Aviation has traditionally cut itself a fair amount of slack to ensure safety is maintained when the unexpected happens. But having any slack in the system is totally at odds with today's business thinking, so the old philosophy is being challenged.

That's fine, as long as those tasked with cutting back the slack fully understand why it was designed into the system in the first place, and carefully think through all the downsides of lean operations practices. Nowadays the unexpected happens less often than it did, but it still happens. The definition of the word "unexpected" also matters. For example, engine failures are rare but, statistically, they cannot be defined as unexpected.

There are certain types of trimming that are easy and safe to do. If part of the margin that used to be allowed for, say, calculating contingency fuel was devised just because the systems for estimating the fuel required were not accurate, that part of the contingency can be eliminated completely when fuel requirements can be calculated more accurately.
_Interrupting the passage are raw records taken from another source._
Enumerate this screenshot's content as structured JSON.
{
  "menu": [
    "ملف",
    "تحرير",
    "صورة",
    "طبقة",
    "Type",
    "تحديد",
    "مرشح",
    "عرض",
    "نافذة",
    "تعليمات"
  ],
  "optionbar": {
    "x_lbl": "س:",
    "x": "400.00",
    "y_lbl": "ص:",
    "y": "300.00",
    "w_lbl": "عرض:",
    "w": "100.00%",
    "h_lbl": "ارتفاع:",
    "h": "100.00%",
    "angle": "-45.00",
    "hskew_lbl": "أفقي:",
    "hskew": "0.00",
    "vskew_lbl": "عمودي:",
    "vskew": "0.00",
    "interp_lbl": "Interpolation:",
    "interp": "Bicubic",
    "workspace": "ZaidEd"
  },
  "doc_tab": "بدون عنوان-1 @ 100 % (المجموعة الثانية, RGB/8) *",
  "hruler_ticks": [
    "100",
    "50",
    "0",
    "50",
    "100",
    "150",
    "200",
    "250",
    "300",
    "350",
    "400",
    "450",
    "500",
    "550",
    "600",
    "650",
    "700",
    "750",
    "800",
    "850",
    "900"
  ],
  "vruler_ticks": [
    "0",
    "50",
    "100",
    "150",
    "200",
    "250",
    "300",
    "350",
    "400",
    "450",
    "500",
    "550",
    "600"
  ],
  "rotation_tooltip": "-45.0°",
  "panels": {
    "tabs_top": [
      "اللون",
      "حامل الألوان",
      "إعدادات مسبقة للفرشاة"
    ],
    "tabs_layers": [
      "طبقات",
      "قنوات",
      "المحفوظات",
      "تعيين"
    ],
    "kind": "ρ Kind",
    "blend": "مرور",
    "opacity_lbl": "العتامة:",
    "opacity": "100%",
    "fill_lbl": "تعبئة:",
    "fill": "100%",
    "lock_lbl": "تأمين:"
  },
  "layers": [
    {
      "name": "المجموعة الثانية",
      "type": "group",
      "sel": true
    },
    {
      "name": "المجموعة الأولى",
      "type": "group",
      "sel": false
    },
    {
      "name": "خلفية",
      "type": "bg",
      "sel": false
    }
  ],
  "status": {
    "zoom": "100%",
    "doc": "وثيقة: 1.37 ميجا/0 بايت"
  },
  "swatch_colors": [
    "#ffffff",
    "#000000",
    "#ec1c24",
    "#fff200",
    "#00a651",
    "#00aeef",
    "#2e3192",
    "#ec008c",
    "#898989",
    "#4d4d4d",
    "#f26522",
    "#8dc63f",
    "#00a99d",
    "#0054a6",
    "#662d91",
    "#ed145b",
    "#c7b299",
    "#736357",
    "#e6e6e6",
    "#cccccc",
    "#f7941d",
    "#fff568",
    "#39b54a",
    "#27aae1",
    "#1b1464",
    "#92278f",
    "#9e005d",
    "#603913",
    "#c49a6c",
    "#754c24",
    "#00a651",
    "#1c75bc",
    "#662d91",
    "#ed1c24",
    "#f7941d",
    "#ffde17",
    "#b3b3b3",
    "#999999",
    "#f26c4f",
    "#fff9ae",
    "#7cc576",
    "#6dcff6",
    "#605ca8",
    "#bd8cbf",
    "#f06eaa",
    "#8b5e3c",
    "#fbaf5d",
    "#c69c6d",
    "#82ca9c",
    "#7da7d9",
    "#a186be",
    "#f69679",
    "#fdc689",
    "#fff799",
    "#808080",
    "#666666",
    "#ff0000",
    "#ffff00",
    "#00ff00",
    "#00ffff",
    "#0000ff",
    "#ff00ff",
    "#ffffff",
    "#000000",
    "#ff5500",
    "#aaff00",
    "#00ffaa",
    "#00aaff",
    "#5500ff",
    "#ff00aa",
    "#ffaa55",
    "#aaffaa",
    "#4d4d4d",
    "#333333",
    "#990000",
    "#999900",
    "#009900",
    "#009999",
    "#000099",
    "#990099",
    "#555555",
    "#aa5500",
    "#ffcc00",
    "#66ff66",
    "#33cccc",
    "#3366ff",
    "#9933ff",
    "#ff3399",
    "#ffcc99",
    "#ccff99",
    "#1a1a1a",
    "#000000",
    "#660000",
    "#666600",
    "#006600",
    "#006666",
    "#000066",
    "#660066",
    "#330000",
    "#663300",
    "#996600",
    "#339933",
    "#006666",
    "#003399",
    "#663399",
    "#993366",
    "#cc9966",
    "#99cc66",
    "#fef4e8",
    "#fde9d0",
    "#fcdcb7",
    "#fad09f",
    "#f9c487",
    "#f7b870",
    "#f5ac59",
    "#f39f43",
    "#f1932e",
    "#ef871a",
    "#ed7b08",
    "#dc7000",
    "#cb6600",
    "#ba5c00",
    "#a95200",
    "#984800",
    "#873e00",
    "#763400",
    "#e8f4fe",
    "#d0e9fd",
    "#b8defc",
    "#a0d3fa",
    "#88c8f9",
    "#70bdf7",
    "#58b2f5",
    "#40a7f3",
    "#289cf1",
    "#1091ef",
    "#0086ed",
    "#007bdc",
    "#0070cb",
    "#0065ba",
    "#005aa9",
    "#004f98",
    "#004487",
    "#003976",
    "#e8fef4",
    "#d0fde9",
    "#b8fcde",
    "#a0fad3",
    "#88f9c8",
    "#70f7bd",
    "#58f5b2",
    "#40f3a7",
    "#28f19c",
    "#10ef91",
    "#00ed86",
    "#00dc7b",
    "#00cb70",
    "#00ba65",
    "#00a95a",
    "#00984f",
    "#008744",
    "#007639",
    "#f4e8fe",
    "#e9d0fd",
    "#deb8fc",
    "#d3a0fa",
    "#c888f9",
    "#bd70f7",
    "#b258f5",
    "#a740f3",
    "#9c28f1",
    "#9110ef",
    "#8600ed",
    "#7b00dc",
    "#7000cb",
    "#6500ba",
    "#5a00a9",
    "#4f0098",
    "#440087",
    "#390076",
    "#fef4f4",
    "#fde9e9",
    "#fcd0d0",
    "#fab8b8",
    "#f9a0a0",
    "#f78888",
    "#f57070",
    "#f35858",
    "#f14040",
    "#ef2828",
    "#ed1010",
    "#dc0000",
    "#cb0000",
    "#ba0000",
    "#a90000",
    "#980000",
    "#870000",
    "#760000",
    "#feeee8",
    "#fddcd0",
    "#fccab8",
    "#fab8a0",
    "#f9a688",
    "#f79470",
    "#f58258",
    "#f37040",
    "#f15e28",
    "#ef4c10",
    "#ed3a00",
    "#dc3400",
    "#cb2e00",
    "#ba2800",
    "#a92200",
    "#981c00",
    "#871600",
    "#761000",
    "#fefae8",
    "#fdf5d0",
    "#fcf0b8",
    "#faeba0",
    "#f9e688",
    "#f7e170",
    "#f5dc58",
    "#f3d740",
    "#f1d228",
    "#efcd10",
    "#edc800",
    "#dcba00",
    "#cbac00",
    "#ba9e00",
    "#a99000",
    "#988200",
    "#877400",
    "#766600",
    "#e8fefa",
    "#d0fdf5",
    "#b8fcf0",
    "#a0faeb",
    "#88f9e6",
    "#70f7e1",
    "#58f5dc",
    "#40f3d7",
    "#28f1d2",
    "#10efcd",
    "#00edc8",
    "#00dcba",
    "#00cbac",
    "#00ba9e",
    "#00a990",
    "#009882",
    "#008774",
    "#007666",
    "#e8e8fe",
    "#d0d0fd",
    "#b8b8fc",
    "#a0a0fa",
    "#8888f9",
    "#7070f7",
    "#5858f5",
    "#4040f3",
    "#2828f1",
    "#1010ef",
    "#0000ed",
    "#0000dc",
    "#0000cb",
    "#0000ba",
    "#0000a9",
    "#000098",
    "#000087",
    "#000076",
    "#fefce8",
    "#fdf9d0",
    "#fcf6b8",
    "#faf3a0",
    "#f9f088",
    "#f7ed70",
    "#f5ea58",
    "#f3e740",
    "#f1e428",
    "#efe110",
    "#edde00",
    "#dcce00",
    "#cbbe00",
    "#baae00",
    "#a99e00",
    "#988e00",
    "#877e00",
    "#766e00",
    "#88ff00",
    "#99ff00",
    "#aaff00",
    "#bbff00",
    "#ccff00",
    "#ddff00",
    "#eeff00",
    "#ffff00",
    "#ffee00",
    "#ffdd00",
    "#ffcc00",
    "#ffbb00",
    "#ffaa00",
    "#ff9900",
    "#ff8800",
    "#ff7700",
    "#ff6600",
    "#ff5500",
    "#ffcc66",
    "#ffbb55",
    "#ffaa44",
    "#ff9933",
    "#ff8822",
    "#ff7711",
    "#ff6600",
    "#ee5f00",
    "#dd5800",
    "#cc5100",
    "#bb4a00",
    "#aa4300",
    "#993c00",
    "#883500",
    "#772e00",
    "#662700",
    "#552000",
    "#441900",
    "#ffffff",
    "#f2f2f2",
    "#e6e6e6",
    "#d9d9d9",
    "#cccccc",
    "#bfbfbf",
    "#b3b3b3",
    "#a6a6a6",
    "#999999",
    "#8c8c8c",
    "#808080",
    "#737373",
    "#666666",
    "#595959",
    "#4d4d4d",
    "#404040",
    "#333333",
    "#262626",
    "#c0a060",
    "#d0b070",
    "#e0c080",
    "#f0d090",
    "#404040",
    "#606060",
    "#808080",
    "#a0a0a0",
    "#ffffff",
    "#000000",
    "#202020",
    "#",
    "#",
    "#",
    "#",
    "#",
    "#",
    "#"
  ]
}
Lots of other margins can also be rolled back because of increasing accuracy: margins set purely to allow for navigational inaccuracy can safely be narrowed if an aircraft has state-of-the-art navigational systems, if they are backed up.

Meanwhile, SAS, working with the Oxford Aviation Academy at Stockholm, is testing a suite of fuel-saving measures with the aim of setting up a three-day course for pilots whose companies want lean operations.

But behind every decision to cut back is the truth that margins allowed for one contingency can be useful if a different, unplanned problem occurs, although it is probably impossible to work out - historically - how many accidents would have had far worse outcomes but for the slack allowed by the old assumptions.

A classic example of the latter is human error while calculating take-off performance. Electronic "flight bags" can make this more accurate, but they are as vulnerable to incorrect entries as the old system, if not more so. This vulnerability is compounded by the lean, modern practice of taking off with derated power, because calculations are effectively based on using the whole runway length in the event of an abandoned take-off at V1. If margins are to be eliminated, mistakes must be, too.

Although the era when aircraft commanders could, without consulting, decide to load extra fuel "for the wife and kids" has ended, margins are still needed. The industry has to decide what is acceptable, otherwise lawyers will decide that after the event.

Source: Flight International